HaydenThe idiom of the similar, and its commingling with “the same” in Simi’s own commercial idiom, has unleashed all kinds of rhetorical and commercial play. Is similarity a diminished form of equivalence? Are cheaper drugs inferior drugs? When Simi emerged, the transnational pharmaceutical industry began to worry that a robust generics market in Mexico would cut into its market share. They launched a counter ad campaign asking, “Do you feel better? Or do you feel similar?”
Shen GoodmanIs Dr. Simi’s business model about providing an alternative to government services in addition to drug monopolies?
HaydenYes, González Torres isn’t only taking aim at the transnational drug industry. He’s equally dismissive, and perhaps more so, of Mexico’s massive public-health-care system. Medication shortages in public pharmacies started to be reported widely around 1997 and continue to cause concern. González Torres, who often identifies as Dr. Simi, has a massive, auratic media presence. He ran for president in 2006 as a write-in candidate. Though he didn’t win the election, he, like certain other politically minded entrepreneurs with whom we’re familiar, found ways to stay in the news. In the early 2000s, one of his main targets was the director of the country’s public-health-care program, which raises the questions: What are Dr. Simi’s drugs a substitute for? What is Dr. Simi’s enterprise a substitute for? He’s not just offering a substitute for the expensive, foreign-made patented drug. In the context of some big changes in Mexico’s public-health-care sector, Dr. Simi has also set up a model of low-cost, private-sector primary care. Many of his pharmacies have clinics attached, where doctors see patients for around twenty pesos, or one US dollar.
For many who go to these pharmacies, the entire encounter is a substitute not just for expensive private clinics and foreign-made patented drugs but also for nonexistent public services. Dr. Simi has helped create a whole other domain of substitution, which goes far beyond the simple substitution of one drug for another to the marketization of public health.
Shen GoodmanAs you study these pharmaceutical practices and IP debates, do you feel the terminology that we generally use around the copy and the original leaves something to be desired?

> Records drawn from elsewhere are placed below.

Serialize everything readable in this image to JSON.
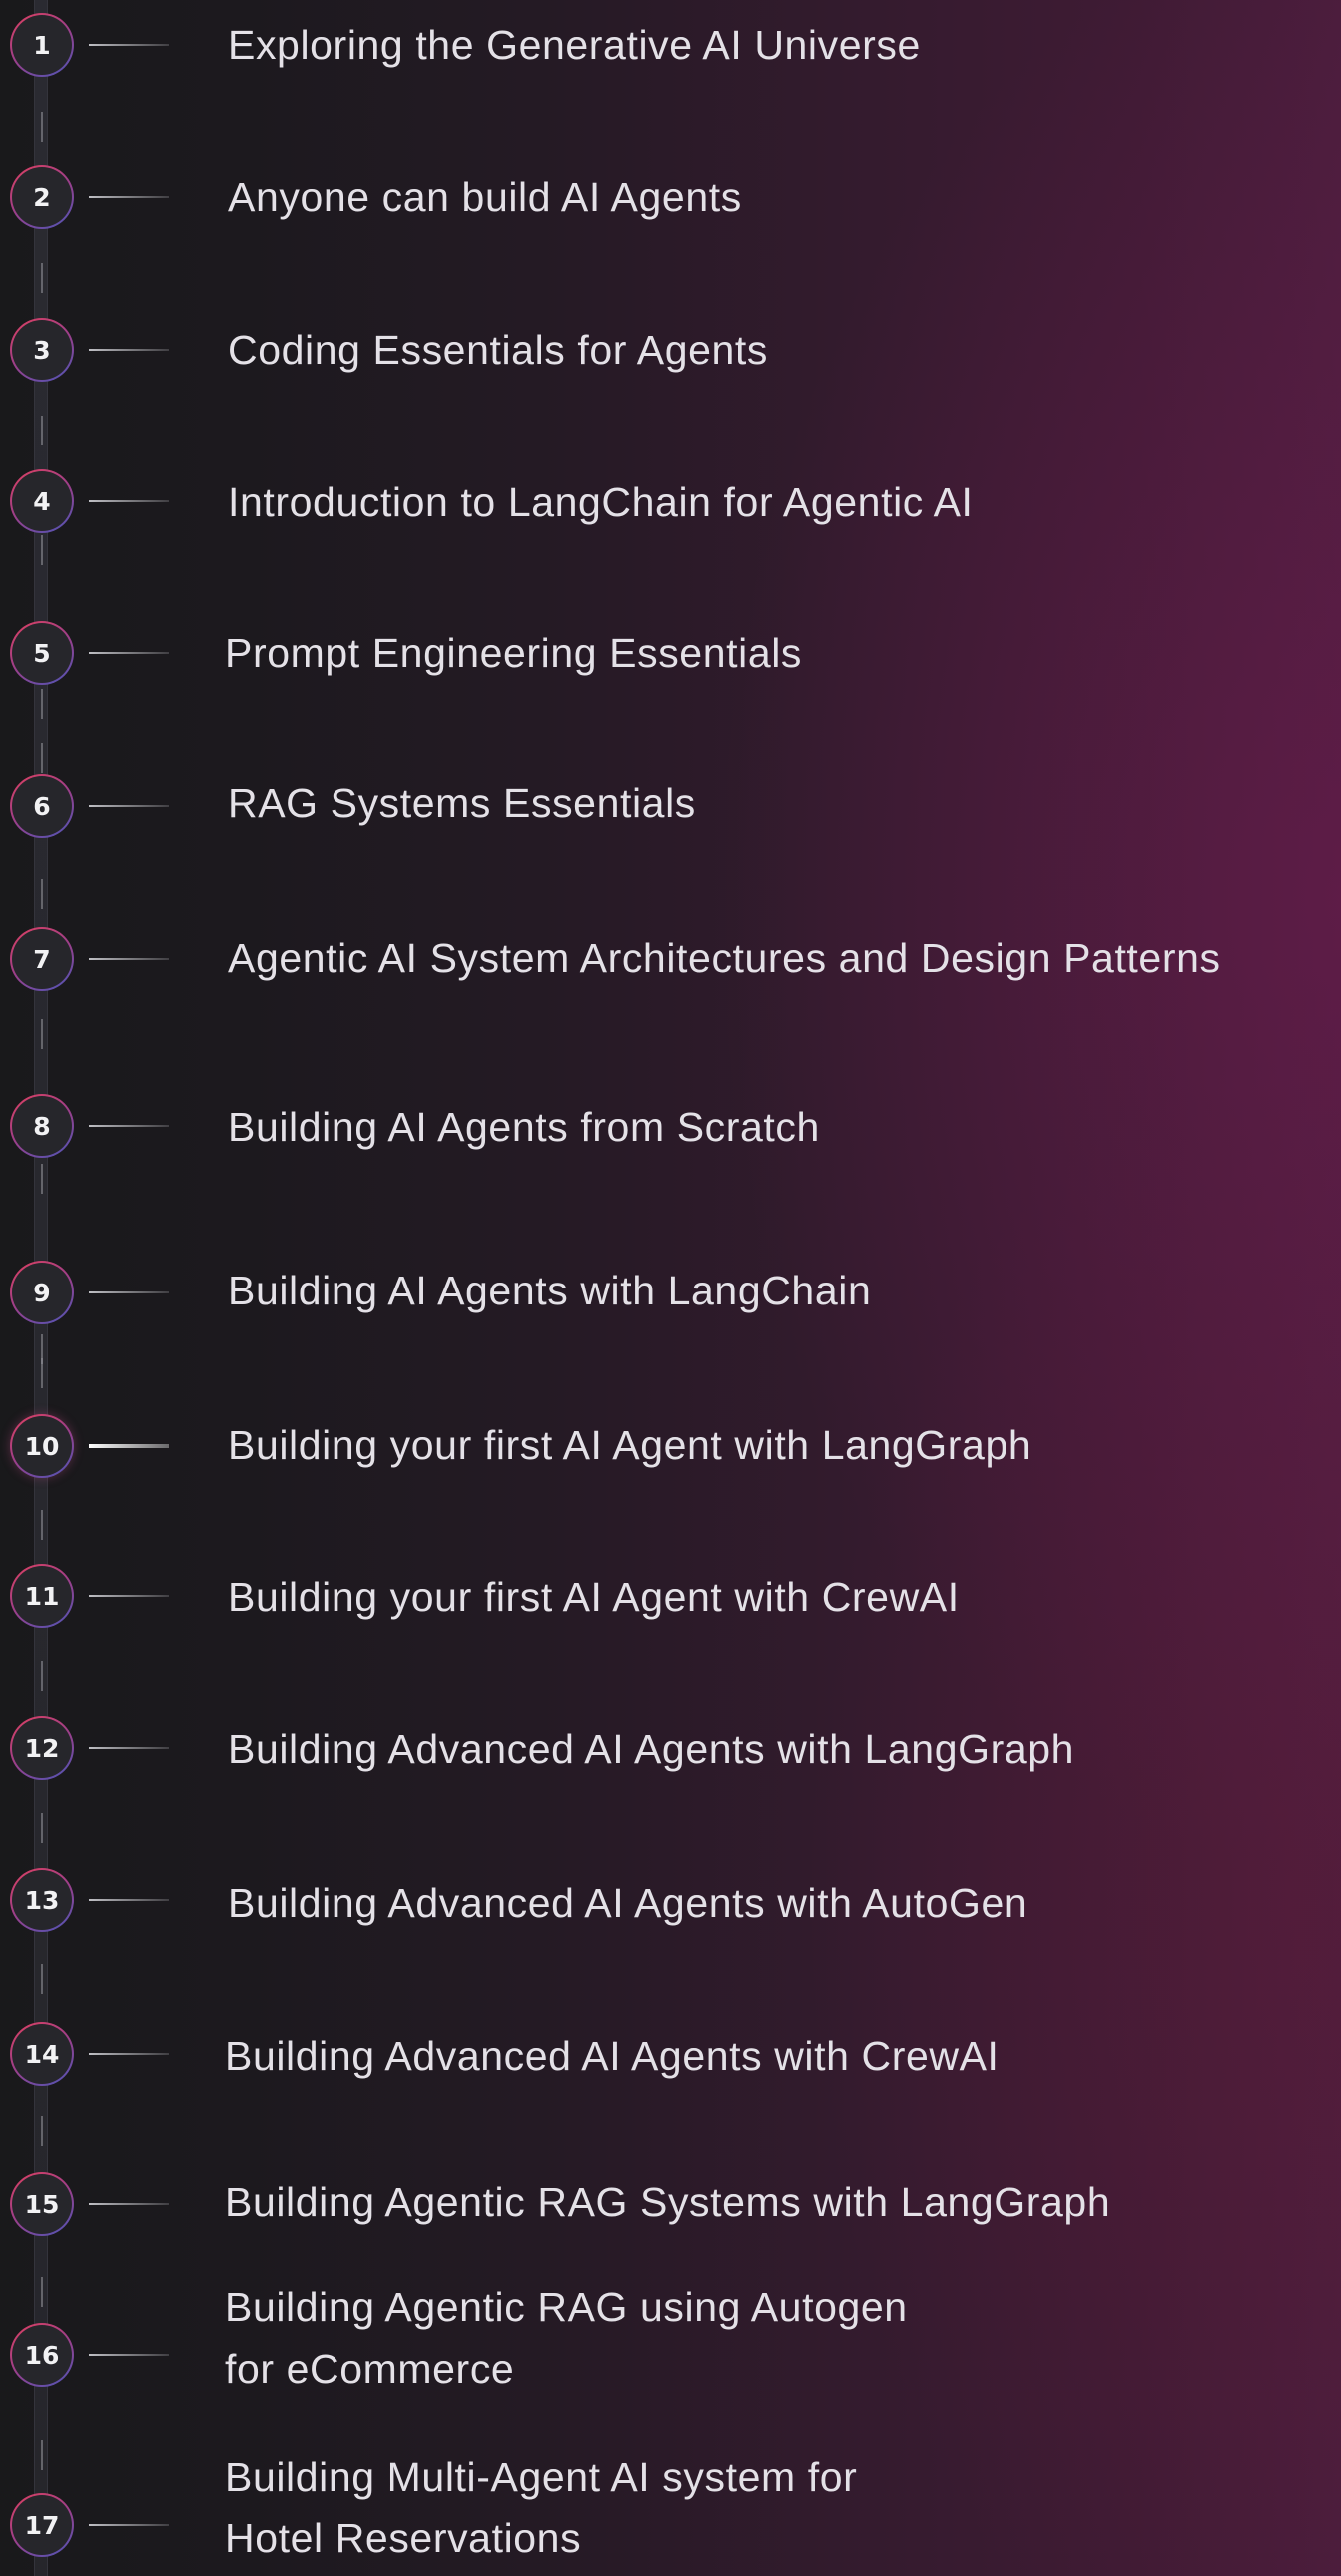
{
  "modules": [
    {
      "number": "1",
      "title": "Exploring the Generative AI Universe"
    },
    {
      "number": "2",
      "title": "Anyone can build AI Agents"
    },
    {
      "number": "3",
      "title": "Coding Essentials for Agents"
    },
    {
      "number": "4",
      "title": "Introduction to LangChain for Agentic AI"
    },
    {
      "number": "5",
      "title": "Prompt Engineering Essentials"
    },
    {
      "number": "6",
      "title": "RAG Systems Essentials"
    },
    {
      "number": "7",
      "title": "Agentic AI System Architectures and Design Patterns"
    },
    {
      "number": "8",
      "title": "Building AI Agents from Scratch"
    },
    {
      "number": "9",
      "title": "Building AI Agents with LangChain"
    },
    {
      "number": "10",
      "title": "Building your first AI Agent with LangGraph"
    },
    {
      "number": "11",
      "title": "Building your first AI Agent with CrewAI"
    },
    {
      "number": "12",
      "title": "Building Advanced AI Agents with LangGraph"
    },
    {
      "number": "13",
      "title": "Building Advanced AI Agents with AutoGen"
    },
    {
      "number": "14",
      "title": "Building Advanced AI Agents with CrewAI"
    },
    {
      "number": "15",
      "title": "Building Agentic RAG Systems with LangGraph"
    },
    {
      "number": "16",
      "title_line1": "Building Agentic RAG using Autogen",
      "title_line2": "for eCommerce"
    },
    {
      "number": "17",
      "title_line1": "Building Multi-Agent AI system for",
      "title_line2": "Hotel Reservations"
    }
  ],
  "active_module": "10",
  "colors": {
    "circle_gradient_start": "#e0405f",
    "circle_gradient_end": "#4a56b8",
    "text": "#e4e1e7",
    "background_left": "#19191b",
    "background_right": "#4a1d3c"
  }
}
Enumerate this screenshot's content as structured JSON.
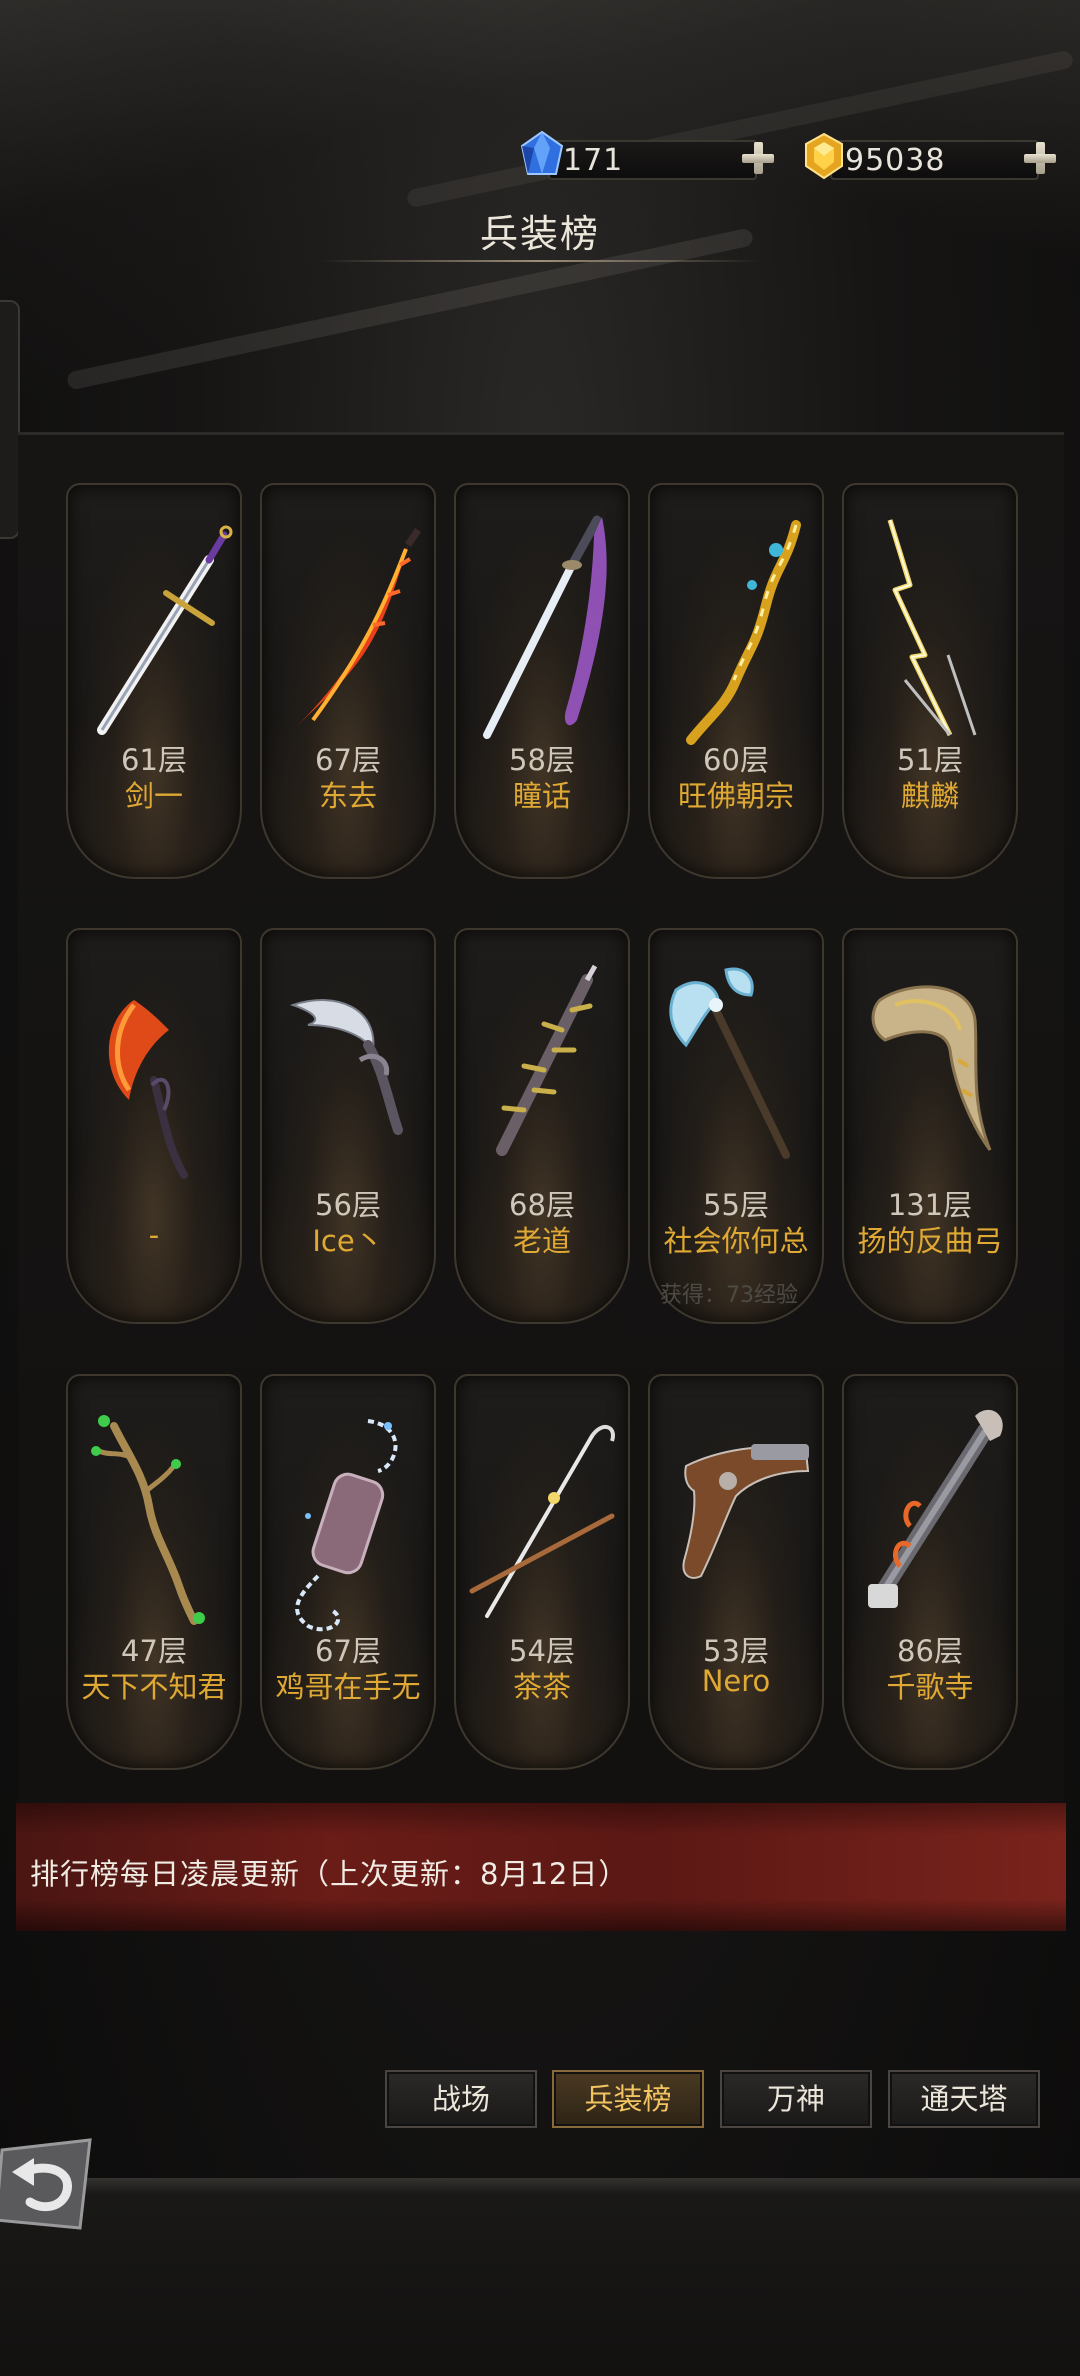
{
  "currency": {
    "gems": "171",
    "gold": "95038"
  },
  "header": {
    "title": "兵装榜"
  },
  "cards": [
    {
      "floor": "61层",
      "name": "剑一",
      "weapon": "sword-icon"
    },
    {
      "floor": "67层",
      "name": "东去",
      "weapon": "flame-blade-icon"
    },
    {
      "floor": "58层",
      "name": "瞳话",
      "weapon": "katana-icon"
    },
    {
      "floor": "60层",
      "name": "旺佛朝宗",
      "weapon": "golden-spear-icon"
    },
    {
      "floor": "51层",
      "name": "麒麟",
      "weapon": "lightning-spear-icon"
    },
    {
      "floor": "",
      "name": "-",
      "weapon": "fire-scythe-icon"
    },
    {
      "floor": "56层",
      "name": "Ice丶",
      "weapon": "curved-dagger-icon"
    },
    {
      "floor": "68层",
      "name": "老道",
      "weapon": "spiked-blade-icon"
    },
    {
      "floor": "55层",
      "name": "社会你何总",
      "weapon": "battle-axe-icon"
    },
    {
      "floor": "131层",
      "name": "扬的反曲弓",
      "weapon": "horn-bow-icon"
    },
    {
      "floor": "47层",
      "name": "天下不知君",
      "weapon": "branch-staff-icon"
    },
    {
      "floor": "67层",
      "name": "鸡哥在手无",
      "weapon": "chain-gauntlet-icon"
    },
    {
      "floor": "54层",
      "name": "茶茶",
      "weapon": "crossed-staves-icon"
    },
    {
      "floor": "53层",
      "name": "Nero",
      "weapon": "flintlock-pistol-icon"
    },
    {
      "floor": "86层",
      "name": "千歌寺",
      "weapon": "blunderbuss-axe-icon"
    }
  ],
  "reward_text": "获得：73经验",
  "banner": {
    "text": "排行榜每日凌晨更新（上次更新：8月12日）"
  },
  "tabs": [
    {
      "label": "战场",
      "active": false
    },
    {
      "label": "兵装榜",
      "active": true
    },
    {
      "label": "万神",
      "active": false
    },
    {
      "label": "通天塔",
      "active": false
    }
  ],
  "colors": {
    "accent_gold": "#e0a933",
    "banner_red": "#6a1c17",
    "active_tab_text": "#f3c462"
  }
}
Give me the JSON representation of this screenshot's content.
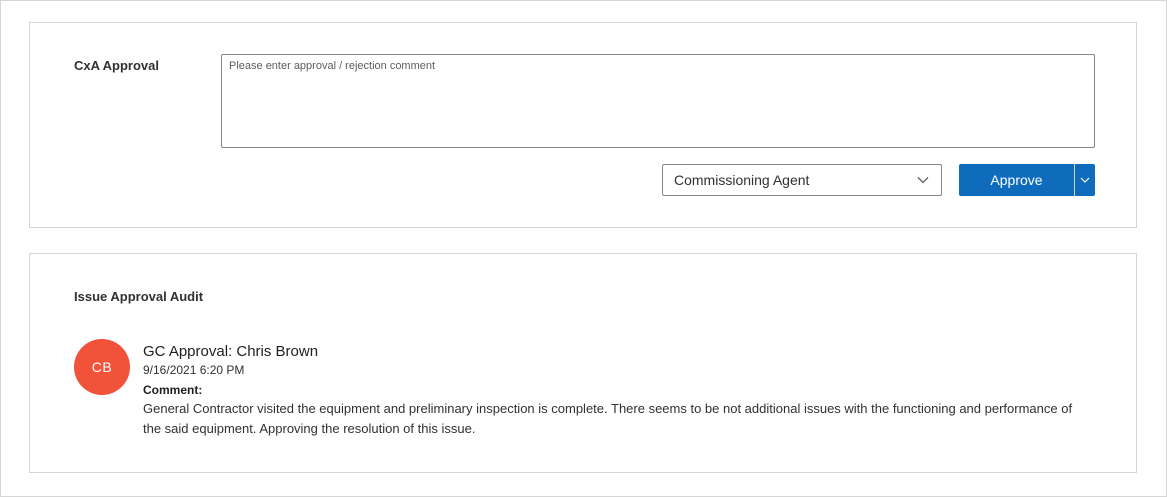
{
  "approval": {
    "label": "CxA Approval",
    "comment_placeholder": "Please enter approval / rejection comment",
    "comment_value": "",
    "role_dropdown": {
      "selected": "Commissioning Agent",
      "icon": "chevron-down-icon"
    },
    "approve_button": {
      "label": "Approve",
      "menu_icon": "chevron-down-icon"
    }
  },
  "audit": {
    "label": "Issue Approval Audit",
    "entries": [
      {
        "avatar_initials": "CB",
        "avatar_color": "#f0533a",
        "title": "GC Approval: Chris Brown",
        "timestamp": "9/16/2021 6:20 PM",
        "comment_label": "Comment:",
        "comment": "General Contractor visited the equipment and preliminary inspection is complete. There seems to be not additional issues with the functioning and performance of the said equipment. Approving the resolution of this issue."
      }
    ]
  },
  "colors": {
    "accent": "#0f6cbd",
    "border": "#d6d6d6"
  }
}
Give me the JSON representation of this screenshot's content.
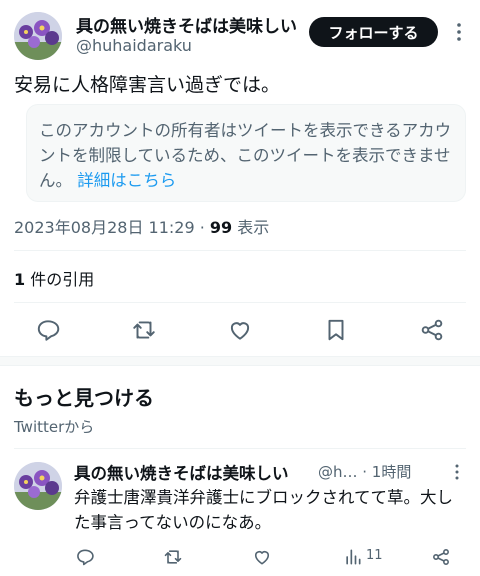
{
  "author": {
    "display_name": "具の無い焼きそばは美味しい",
    "handle": "@huhaidaraku"
  },
  "follow_label": "フォローする",
  "tweet": {
    "text": "安易に人格障害言い過ぎでは。",
    "quoted_notice": "このアカウントの所有者はツイートを表示できるアカウントを制限しているため、このツイートを表示できません。",
    "quoted_link": "詳細はこちら",
    "timestamp": "2023年08月28日 11:29",
    "separator": "·",
    "views_count": "99",
    "views_label": "表示"
  },
  "quotes": {
    "count": "1",
    "label": "件の引用"
  },
  "discover": {
    "title": "もっと見つける",
    "subtitle": "Twitterから"
  },
  "recommended": {
    "display_name": "具の無い焼きそばは美味しい",
    "handle_time": "@h… · 1時間",
    "text": "弁護士唐澤貴洋弁護士にブロックされてて草。大した事言ってないのになあ。",
    "views": "11"
  },
  "icons": {
    "reply": "reply-icon",
    "retweet": "retweet-icon",
    "like": "like-icon",
    "bookmark": "bookmark-icon",
    "share": "share-icon",
    "views": "views-icon",
    "more": "more-icon"
  },
  "colors": {
    "text": "#0f1419",
    "secondary": "#536471",
    "link": "#1d9bf0",
    "button_bg": "#0f1419"
  }
}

HaydenI do think that an anthropology of pharmaceuticals can give us traction on ways of thinking about sameness, similitude, and difference, especially as these terms animate the language of original/copy but seep outside it, too. My approach is to try not to think about these terms in the abstract, but to think with them as they are grounded in particular domains and practices. I would hazard that the questions that emerge when we talk about reproducing sculptures, as opposed to copying medicines, are not exactly the same in analytic, political, ethical, or practical terms. But if we think closely through and with things that are happening in particular areas of pharmaceutical circulation today, something shifts usefully. The ways generic medicines are produced and multiply in several Latin American contexts suggest that the relations at stake are less about original versus copy and more about relations and commodities that are the same and not the same—whether at the level of drugs themselves or of entire health-care infrastructures, as in Mexico. Meanwhile, regulatory debates in Europe, India, and the US over how to properly copy biological drugs (a specific, complex class of pharmaceuticals) are churning up new universes of terms like biobetters and supergenerics, which are promoted as neither originals nor copies, but as “innovative copies.” Interchangeability, equivalence, sameness, and similarity are, in still other contexts, used less as general terms than as proper nouns, as with Dr. Simi’s powerful de facto hold on the notion of drug similarity. I think we have plenty of room here to work on retheorizing practices and representations of copying. Perhaps we’ll succeed in making commonplace notions of original and copy disappear for a moment, in order to consider what emerges in their name.